Today’s complex post-industrial problems cannot be addressed internally by single companies and communities alone but requires systemic transformations. Achieving this purpose requires designers to shift from accustomed to means and modes of ‘industrial’ design to the exploration of ‘how to’ configure qualitatively different value systems, learning how to work across locations, scales, networks and communities of practice.
In this PhD dissertation I began to explore the character and possibilities of a design practice to guide the transition of existing industrial infrastructures towards configurations more attentive and responsive to the needs of contemporary society and its service and information economies —what I call Transtructures.
The basic premise of this work is the following: If we want to provide answers to emerging socio-technical demands —providing new organizational models for production and collaboration with the proper foundation to prosper— we must first explore what changes are possible, and even required, within the industrial systems and protocols that currently frame our possibilities for implementing such innovations.
Inspiration and Method
Through a series of design experiments in the areas of logistics and telecommunications, I started to prototype and develop a programmatic framework for a transitional design practice, which is aimed at engaging publics with infrastructural issues. Participatory hacking approaches and speculative mockups have been employed to express and materialize present and future infrastructural configurations, making them present and available for experience and design.
This experimental program is constituted of two main parts. Since the primary obstacles to initiate the transformation of industrial infrastructures are the inaccessibility and invisibility of their dispositions and back-end operations, this is where we need to start – to materialize and make visible agencies and relations that are otherwise hidden. Then, after materialization, new configurations can be prototyped out of this material and collaboratively investigated through performances, concept rehearsals and prototyping sessions in the field —bringing the ‘experience of the future infrastructure’ and its interfaces as close as possible to the everyday lived experience.
The result of this research is the early ‘prototype’ of what a practice for redirecting and transitioning towards configuration that locally flexible and citizen-centered postindustrial configurations could be like: the processes it could follow, and what materials it could include. In particular, it exemplifies how design may inquire into the artificial space of industrial infrastructures and explore opportunities for their transformation.

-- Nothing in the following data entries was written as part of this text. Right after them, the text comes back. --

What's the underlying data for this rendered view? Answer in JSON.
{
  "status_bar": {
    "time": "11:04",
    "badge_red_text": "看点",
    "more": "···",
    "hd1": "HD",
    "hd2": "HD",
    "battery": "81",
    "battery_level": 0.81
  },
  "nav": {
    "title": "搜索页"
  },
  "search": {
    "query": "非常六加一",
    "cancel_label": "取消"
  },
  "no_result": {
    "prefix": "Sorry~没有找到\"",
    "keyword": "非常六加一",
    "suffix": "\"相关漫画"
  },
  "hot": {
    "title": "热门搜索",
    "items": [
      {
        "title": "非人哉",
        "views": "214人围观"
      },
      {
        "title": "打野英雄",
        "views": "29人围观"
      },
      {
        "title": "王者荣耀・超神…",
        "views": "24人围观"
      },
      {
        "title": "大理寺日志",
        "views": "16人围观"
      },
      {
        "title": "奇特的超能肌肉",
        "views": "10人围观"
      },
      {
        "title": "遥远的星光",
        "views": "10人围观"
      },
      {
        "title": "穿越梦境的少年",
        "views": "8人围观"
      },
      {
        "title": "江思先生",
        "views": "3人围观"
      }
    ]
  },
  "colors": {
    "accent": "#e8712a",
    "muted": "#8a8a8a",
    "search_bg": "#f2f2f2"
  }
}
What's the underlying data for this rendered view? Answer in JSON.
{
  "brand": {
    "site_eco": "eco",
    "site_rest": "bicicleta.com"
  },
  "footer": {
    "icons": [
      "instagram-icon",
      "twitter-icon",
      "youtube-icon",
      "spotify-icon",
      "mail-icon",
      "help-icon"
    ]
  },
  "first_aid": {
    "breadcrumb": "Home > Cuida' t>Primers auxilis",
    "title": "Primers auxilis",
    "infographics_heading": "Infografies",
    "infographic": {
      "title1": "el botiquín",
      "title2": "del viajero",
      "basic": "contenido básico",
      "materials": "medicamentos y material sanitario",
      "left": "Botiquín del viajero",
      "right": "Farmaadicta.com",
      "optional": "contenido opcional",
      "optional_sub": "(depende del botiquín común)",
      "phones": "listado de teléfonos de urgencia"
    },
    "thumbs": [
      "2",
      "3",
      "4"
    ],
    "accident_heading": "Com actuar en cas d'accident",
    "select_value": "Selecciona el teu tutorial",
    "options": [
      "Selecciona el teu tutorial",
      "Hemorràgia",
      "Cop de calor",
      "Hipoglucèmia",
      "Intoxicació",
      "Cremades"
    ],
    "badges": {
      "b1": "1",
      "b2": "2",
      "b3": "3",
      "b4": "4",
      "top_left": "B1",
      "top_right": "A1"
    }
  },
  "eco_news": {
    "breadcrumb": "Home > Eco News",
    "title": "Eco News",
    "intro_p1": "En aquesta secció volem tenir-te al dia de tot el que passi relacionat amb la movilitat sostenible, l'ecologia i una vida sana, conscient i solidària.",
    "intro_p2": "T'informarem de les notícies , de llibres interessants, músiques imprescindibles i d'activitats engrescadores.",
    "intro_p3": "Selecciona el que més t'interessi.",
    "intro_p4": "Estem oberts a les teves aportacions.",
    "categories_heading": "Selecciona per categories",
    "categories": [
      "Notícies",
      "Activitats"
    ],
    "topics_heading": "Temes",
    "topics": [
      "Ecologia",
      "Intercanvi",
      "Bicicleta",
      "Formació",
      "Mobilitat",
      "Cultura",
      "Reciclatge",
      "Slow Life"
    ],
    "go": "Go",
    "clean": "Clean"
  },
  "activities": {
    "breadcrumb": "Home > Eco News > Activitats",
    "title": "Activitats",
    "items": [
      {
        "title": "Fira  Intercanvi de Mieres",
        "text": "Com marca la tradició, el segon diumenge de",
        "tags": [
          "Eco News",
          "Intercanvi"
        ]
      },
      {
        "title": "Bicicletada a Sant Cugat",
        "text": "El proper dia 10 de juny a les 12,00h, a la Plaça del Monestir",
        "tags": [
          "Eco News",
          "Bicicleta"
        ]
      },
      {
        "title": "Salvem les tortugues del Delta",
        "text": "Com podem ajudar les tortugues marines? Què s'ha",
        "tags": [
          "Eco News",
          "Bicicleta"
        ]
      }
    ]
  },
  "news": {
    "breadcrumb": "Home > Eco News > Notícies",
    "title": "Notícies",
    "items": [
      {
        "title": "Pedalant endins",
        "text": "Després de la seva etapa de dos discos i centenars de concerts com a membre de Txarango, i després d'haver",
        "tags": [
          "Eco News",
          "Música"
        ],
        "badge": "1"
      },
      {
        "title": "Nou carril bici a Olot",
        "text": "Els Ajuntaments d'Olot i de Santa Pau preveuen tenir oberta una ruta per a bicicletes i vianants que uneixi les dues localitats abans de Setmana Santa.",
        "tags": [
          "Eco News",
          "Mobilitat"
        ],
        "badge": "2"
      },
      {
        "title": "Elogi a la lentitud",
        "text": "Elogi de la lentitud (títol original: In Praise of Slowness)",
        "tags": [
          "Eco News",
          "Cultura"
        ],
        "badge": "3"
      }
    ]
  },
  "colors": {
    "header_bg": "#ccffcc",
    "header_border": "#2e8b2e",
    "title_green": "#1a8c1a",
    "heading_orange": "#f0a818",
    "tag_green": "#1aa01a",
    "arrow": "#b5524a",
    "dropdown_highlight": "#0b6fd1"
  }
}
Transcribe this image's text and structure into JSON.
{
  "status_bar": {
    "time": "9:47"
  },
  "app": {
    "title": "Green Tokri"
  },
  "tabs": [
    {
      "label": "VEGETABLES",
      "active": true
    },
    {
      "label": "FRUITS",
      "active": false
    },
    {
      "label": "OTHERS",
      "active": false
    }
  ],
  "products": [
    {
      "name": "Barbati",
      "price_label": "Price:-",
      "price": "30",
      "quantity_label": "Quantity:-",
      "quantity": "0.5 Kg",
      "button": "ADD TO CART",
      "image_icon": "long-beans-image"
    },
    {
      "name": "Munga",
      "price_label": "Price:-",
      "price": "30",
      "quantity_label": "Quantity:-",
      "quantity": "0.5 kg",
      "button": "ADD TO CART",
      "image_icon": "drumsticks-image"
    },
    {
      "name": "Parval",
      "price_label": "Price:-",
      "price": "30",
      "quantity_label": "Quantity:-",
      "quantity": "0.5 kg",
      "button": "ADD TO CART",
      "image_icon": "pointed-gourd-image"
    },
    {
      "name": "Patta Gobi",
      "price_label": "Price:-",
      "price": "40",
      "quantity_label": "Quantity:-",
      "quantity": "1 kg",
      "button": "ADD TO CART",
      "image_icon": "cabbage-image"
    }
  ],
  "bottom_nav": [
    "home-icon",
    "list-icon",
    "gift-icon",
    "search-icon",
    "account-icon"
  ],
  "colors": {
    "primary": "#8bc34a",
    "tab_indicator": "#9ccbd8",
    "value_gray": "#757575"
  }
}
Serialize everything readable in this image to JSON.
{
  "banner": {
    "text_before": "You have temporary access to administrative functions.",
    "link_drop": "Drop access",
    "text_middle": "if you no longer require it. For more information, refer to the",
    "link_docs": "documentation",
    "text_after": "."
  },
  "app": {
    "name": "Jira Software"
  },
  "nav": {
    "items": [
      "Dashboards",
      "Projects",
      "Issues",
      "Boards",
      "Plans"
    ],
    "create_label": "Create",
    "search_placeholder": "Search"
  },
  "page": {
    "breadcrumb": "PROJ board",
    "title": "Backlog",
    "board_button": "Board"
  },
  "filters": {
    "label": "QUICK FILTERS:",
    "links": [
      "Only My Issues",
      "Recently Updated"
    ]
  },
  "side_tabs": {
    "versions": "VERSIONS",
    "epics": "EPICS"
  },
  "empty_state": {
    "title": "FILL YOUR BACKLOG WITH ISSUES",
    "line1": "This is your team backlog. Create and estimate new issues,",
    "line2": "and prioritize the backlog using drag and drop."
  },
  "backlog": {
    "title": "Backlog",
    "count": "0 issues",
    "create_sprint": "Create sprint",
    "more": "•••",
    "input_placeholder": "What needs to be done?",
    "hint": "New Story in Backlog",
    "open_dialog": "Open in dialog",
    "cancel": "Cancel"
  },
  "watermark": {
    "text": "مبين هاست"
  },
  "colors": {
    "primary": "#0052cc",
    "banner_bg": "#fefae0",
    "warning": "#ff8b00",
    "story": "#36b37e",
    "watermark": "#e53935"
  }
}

Finally, it provides a possible approach to the modeling of interactive and automated systems. Through design qualitatively different market configuration and product-service systems can be conceived, experienced and prototyped ‘in situ’, providing the means to learn how to implement and attune these visions into their context of use. Through an iterative process, future uses and systemic interactions of different actors and networks become relatable, providing designers a tool to investigate and anticipate consequences and mediations of future socio-technical arrangements.